The input>
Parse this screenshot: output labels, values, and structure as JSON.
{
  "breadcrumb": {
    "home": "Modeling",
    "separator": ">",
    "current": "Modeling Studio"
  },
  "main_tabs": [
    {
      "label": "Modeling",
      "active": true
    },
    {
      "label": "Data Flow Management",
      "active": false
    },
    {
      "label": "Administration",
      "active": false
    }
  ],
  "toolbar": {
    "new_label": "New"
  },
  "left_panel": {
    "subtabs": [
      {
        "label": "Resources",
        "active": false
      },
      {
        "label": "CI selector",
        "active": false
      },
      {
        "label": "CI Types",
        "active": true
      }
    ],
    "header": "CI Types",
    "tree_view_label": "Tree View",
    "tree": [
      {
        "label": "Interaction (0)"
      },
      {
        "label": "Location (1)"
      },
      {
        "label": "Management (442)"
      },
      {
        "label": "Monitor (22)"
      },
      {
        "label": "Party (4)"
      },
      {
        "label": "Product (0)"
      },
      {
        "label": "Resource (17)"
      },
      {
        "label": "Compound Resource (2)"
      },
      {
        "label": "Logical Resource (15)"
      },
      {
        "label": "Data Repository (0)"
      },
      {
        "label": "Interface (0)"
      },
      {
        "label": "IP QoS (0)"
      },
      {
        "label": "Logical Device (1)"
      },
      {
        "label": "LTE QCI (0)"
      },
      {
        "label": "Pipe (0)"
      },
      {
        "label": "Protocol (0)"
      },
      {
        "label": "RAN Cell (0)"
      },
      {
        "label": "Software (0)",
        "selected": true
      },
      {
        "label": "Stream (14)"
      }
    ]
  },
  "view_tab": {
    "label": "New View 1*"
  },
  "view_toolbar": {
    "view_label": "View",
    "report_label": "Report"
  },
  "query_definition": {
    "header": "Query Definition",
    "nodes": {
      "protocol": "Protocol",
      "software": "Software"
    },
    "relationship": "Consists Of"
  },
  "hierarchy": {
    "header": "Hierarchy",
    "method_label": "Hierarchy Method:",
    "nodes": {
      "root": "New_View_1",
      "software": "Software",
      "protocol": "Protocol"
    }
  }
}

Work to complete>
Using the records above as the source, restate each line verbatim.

Task answer>
Parse this screenshot: output labels, values, and structure as JSON.
{
  "breadcrumb": {
    "home": "Modeling",
    "separator": ">",
    "current": "Modeling Studio"
  },
  "main_tabs": [
    {
      "label": "Modeling",
      "active": true
    },
    {
      "label": "Data Flow Management",
      "active": false
    },
    {
      "label": "Administration",
      "active": false
    }
  ],
  "toolbar": {
    "new_label": "New"
  },
  "left_panel": {
    "subtabs": [
      {
        "label": "Resources",
        "active": false
      },
      {
        "label": "CI selector",
        "active": false
      },
      {
        "label": "CI Types",
        "active": true
      }
    ],
    "header": "CI Types",
    "tree_view_label": "Tree View",
    "tree": [
      {
        "label": "Interaction (0)"
      },
      {
        "label": "Location (1)"
      },
      {
        "label": "Management (442)"
      },
      {
        "label": "Monitor (22)"
      },
      {
        "label": "Party (4)"
      },
      {
        "label": "Product (0)"
      },
      {
        "label": "Resource (17)"
      },
      {
        "label": "Compound Resource (2)"
      },
      {
        "label": "Logical Resource (15)"
      },
      {
        "label": "Data Repository (0)"
      },
      {
        "label": "Interface (0)"
      },
      {
        "label": "IP QoS (0)"
      },
      {
        "label": "Logical Device (1)"
      },
      {
        "label": "LTE QCI (0)"
      },
      {
        "label": "Pipe (0)"
      },
      {
        "label": "Protocol (0)"
      },
      {
        "label": "RAN Cell (0)"
      },
      {
        "label": "Software (0)",
        "selected": true
      },
      {
        "label": "Stream (14)"
      }
    ]
  },
  "view_tab": {
    "label": "New View 1*"
  },
  "view_toolbar": {
    "view_label": "View",
    "report_label": "Report"
  },
  "query_definition": {
    "header": "Query Definition",
    "nodes": {
      "protocol": "Protocol",
      "software": "Software"
    },
    "relationship": "Consists Of"
  },
  "hierarchy": {
    "header": "Hierarchy",
    "method_label": "Hierarchy Method:",
    "nodes": {
      "root": "New_View_1",
      "software": "Software",
      "protocol": "Protocol"
    }
  }
}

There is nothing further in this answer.